Associating icons with a list of concepts to memories allows for recall via either left brain or right brain recall techniques.
Associating icons with a list of concepts to memories allows for recall via either left brain or right brain recall techniques.

Image description for screen readers:

A hand-drawn page says “how to study: best to study tips from new psychology research.”

  1. A small handwritten banner contains number one. A hand-drawn space bar illustrates the words “use spacing to boost memory.” Caption: “studying information at intervals prevents decay and improves long-term retention.” Intervals: 15 minutes, one hour, overnight, 24 hours, two days…

At the upper right-hand corner of the page an icon of the book captured learning has an arrow pointing to an icon of a closed book labeled decaying. From decaying to arrows extend out to two different icons: an icon of it? Captioned for getting and an icon of a brain with a book inside captioned long-term memory. This illustrates how when learning most of the decay stage it can either lead to forgetting the information or actually facilitate movement into long-term memory through spacing study techniques.

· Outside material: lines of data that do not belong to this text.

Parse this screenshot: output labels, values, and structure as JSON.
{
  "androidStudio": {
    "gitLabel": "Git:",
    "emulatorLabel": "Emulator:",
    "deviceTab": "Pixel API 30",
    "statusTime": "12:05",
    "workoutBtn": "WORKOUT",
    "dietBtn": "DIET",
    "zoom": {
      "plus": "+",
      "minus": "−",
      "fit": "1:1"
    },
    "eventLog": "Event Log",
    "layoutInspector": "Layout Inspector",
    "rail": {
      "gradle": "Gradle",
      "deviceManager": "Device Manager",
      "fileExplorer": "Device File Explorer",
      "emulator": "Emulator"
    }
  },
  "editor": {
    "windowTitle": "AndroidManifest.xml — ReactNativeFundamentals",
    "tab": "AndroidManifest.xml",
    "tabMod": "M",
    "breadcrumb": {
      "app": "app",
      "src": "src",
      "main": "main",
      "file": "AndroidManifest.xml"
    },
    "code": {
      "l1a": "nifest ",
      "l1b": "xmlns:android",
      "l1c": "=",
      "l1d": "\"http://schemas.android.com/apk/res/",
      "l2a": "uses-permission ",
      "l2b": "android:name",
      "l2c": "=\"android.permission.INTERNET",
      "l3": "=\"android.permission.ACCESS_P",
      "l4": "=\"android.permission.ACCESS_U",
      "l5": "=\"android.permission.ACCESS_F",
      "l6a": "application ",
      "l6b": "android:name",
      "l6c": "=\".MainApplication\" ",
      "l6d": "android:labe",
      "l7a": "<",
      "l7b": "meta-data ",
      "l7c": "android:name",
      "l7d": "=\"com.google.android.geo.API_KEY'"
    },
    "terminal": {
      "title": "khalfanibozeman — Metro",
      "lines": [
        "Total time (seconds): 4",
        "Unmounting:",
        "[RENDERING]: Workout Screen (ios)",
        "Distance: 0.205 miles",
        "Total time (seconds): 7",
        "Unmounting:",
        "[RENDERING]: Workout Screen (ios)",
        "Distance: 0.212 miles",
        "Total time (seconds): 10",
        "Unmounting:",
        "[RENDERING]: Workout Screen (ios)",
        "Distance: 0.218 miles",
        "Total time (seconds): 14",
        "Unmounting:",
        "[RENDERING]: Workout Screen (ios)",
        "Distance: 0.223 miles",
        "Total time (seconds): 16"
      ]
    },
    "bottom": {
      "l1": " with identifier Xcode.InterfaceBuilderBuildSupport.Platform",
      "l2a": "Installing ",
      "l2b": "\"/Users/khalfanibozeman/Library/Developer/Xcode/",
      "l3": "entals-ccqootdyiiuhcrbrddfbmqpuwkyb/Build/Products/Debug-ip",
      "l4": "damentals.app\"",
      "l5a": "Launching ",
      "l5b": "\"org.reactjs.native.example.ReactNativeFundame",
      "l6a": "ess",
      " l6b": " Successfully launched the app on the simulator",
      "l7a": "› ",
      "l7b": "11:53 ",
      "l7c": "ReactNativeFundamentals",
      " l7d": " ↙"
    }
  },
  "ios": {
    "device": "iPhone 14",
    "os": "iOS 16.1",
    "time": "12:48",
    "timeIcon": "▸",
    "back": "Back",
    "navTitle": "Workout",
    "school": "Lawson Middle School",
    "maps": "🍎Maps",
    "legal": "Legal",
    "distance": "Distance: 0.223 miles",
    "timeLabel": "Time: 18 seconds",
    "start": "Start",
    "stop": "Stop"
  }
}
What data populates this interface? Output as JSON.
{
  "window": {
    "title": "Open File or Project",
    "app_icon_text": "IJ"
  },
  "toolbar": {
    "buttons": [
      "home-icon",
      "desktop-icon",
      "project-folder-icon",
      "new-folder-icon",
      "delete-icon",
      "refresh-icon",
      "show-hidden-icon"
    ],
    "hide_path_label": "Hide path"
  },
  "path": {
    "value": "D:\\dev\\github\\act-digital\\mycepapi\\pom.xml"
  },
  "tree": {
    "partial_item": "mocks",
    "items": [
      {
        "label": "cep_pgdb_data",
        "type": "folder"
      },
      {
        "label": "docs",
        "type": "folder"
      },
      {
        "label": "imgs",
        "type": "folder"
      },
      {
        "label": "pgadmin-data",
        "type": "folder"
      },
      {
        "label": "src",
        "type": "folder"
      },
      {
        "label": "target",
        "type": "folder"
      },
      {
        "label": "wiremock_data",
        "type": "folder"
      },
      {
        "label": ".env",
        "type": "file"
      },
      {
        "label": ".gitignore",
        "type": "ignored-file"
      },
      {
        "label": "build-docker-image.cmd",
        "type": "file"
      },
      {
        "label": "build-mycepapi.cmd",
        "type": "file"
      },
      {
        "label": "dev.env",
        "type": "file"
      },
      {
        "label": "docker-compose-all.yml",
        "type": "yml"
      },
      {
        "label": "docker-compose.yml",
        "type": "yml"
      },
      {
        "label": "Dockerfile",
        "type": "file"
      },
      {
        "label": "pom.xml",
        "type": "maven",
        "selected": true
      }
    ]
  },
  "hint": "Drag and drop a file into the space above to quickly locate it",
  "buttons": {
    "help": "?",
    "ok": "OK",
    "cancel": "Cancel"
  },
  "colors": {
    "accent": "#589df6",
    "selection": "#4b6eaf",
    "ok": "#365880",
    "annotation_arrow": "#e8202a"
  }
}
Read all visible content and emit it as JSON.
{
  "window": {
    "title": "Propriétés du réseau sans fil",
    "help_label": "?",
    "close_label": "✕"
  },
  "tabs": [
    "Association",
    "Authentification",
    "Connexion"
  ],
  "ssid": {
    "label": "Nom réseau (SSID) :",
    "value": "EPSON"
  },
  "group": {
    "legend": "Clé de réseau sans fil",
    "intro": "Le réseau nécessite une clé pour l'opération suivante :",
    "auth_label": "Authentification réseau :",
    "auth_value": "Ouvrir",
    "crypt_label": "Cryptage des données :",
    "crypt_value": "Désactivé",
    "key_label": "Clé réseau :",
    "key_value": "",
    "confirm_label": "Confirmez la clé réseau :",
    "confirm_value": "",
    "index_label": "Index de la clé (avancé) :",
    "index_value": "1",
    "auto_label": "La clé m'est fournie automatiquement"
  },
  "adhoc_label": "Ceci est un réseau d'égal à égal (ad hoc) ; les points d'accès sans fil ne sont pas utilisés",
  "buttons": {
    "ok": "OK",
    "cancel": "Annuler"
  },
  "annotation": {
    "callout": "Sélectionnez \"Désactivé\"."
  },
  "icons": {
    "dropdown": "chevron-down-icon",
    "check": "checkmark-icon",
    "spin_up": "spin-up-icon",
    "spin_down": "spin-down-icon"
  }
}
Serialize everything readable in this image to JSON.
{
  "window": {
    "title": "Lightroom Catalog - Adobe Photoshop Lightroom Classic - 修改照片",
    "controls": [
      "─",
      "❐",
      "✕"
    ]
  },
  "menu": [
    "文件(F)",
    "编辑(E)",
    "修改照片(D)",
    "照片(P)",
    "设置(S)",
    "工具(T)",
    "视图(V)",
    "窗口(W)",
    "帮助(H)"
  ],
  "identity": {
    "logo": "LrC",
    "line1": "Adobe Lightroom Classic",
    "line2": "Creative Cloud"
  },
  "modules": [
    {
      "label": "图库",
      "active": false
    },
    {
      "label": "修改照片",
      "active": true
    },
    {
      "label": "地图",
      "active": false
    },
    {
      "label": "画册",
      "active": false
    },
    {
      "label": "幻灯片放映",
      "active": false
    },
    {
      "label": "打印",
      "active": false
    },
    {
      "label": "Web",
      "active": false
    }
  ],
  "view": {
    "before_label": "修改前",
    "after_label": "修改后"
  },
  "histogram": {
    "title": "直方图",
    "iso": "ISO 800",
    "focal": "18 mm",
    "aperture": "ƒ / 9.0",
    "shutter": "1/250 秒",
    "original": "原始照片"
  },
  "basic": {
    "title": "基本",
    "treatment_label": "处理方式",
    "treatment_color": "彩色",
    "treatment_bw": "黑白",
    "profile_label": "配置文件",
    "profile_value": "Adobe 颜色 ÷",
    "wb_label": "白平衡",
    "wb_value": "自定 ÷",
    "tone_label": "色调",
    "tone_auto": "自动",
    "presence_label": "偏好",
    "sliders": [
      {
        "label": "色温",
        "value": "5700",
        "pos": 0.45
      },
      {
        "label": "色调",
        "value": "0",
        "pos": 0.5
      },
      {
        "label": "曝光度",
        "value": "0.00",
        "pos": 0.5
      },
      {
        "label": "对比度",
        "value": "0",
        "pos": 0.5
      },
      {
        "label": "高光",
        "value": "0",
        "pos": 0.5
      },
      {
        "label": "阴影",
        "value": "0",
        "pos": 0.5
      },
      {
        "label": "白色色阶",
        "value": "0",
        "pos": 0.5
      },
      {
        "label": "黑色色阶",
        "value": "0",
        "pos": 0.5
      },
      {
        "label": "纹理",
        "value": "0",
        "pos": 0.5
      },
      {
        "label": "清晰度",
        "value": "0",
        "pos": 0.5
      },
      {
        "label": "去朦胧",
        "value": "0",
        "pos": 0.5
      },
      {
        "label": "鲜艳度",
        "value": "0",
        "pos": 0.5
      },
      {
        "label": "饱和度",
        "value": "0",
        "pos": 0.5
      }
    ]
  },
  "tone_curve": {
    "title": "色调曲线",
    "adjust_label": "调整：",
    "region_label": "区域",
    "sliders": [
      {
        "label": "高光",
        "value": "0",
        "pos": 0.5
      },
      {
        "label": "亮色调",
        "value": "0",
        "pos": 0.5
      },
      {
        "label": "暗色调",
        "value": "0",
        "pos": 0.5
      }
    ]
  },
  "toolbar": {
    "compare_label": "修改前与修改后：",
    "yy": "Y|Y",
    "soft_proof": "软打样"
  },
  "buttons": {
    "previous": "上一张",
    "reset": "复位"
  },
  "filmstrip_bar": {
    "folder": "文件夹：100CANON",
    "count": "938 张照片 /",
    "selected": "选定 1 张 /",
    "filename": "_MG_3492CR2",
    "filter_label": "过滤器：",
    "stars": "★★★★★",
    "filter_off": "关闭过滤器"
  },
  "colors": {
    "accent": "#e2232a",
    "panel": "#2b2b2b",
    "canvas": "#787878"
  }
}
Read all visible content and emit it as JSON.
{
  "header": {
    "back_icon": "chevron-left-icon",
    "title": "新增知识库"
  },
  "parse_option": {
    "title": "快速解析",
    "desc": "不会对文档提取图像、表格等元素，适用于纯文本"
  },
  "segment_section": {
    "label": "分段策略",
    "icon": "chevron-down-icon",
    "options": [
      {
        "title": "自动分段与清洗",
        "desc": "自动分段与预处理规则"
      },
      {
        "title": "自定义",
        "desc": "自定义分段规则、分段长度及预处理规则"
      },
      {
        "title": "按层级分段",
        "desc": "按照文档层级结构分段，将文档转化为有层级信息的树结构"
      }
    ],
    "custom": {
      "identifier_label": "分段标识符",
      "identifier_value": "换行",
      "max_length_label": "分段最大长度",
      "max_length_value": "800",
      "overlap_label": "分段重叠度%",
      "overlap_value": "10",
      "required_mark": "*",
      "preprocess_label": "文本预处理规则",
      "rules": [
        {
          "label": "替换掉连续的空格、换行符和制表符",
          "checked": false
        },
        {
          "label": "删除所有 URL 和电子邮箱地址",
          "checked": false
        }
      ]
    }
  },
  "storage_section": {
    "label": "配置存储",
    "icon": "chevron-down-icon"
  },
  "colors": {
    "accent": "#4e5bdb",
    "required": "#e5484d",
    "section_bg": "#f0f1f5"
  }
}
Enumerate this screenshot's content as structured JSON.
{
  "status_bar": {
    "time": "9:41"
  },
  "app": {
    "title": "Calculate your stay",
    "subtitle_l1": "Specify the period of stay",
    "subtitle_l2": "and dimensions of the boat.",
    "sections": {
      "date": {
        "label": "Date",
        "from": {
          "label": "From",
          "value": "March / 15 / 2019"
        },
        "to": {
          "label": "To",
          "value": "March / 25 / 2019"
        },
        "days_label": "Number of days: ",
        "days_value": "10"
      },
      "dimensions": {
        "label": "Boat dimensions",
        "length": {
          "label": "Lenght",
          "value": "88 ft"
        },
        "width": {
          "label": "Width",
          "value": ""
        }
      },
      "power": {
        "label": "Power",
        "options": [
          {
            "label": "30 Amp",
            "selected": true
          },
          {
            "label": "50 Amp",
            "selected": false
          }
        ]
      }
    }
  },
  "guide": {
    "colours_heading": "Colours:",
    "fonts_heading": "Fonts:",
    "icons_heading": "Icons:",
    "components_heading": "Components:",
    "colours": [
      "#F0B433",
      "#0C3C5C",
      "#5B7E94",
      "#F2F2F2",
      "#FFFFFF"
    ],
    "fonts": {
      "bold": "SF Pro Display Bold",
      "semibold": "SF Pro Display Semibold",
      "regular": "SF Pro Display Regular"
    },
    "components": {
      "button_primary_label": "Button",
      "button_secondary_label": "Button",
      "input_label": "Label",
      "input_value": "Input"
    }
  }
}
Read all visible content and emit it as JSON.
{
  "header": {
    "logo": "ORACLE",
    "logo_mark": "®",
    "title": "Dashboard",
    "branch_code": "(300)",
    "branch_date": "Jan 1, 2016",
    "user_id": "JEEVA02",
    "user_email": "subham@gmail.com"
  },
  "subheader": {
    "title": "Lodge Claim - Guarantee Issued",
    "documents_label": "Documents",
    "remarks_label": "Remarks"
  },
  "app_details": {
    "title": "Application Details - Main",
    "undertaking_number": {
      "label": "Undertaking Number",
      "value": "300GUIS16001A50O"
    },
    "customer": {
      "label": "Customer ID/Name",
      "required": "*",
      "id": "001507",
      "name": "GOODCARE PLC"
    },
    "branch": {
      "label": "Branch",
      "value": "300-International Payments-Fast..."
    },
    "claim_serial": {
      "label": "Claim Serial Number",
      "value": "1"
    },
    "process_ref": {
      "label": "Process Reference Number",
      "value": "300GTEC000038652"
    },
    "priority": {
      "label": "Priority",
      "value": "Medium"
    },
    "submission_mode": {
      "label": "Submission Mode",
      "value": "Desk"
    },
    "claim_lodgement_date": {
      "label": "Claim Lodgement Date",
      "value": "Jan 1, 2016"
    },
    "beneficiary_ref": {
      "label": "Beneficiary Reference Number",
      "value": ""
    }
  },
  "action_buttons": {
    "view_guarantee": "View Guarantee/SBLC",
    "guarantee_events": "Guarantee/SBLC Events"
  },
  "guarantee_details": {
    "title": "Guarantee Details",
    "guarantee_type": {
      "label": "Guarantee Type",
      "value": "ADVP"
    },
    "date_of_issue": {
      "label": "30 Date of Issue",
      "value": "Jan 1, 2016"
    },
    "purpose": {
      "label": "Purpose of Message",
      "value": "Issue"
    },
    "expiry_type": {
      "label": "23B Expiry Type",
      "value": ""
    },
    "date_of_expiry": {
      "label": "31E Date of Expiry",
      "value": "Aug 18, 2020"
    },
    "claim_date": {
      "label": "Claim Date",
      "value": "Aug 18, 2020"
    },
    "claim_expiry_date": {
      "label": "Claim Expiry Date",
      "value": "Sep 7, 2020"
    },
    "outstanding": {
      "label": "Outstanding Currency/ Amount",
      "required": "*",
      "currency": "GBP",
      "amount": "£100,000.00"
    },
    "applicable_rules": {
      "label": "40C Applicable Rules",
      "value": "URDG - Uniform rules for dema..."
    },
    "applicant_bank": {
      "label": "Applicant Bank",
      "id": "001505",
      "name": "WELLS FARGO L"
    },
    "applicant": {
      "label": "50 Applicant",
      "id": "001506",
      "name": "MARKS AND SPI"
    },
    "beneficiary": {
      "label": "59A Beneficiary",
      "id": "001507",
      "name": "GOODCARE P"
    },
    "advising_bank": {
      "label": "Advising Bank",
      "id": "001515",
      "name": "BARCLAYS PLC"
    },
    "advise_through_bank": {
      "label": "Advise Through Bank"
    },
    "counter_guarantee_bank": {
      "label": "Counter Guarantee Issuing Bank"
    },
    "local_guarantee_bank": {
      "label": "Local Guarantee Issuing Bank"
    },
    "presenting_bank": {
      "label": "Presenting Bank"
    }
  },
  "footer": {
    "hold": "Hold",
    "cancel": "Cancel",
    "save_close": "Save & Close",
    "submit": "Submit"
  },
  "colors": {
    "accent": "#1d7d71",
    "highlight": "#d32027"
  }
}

  1. A small handwritten number two is next to the words “interleaving: study in parallels, not in series” instead of studying a topic to mastery before starting a second group, study them together. An illustration using color says not orange then yellow then Brown, instead orange and brown and yellow, and then a break, and then yellow and brown and orange, and then a break, and then yellow then orange then brown- illustrating how a study topic of studying multiple topics at once may be more effective than studying one topic and then the other.
  2. Handwritten number three next to the word “chunking: creatively sort and organize information before studying” an image of yellow and brown marbles spilled next to an image of two clipboards, one containing orange marbles and one containing brown marbles.
  3. Metacognition: thinking about thinking. Reimagine and make the content yours tell stories, makeup songs, and doodle it!
  4. 5 is placed inside of a hand-drawn banner next to a cloud that contains the words learn (and practice) how to remember. Remembering is a learned skill, practice memory retrieval to build confidence and beat test taking anxiety.

A hand-drawn banner contains the words “notes by”, underneath that, “adapted for visual learners from an article by Aditya Shukla Cognition Today


  1. Kang, S. H. (2016). Spaced repetition promotes efficient and effective learning: Policy implications for instructionPolicy Insights from the Behavioral and Brain Sciences3(1), 12-19. []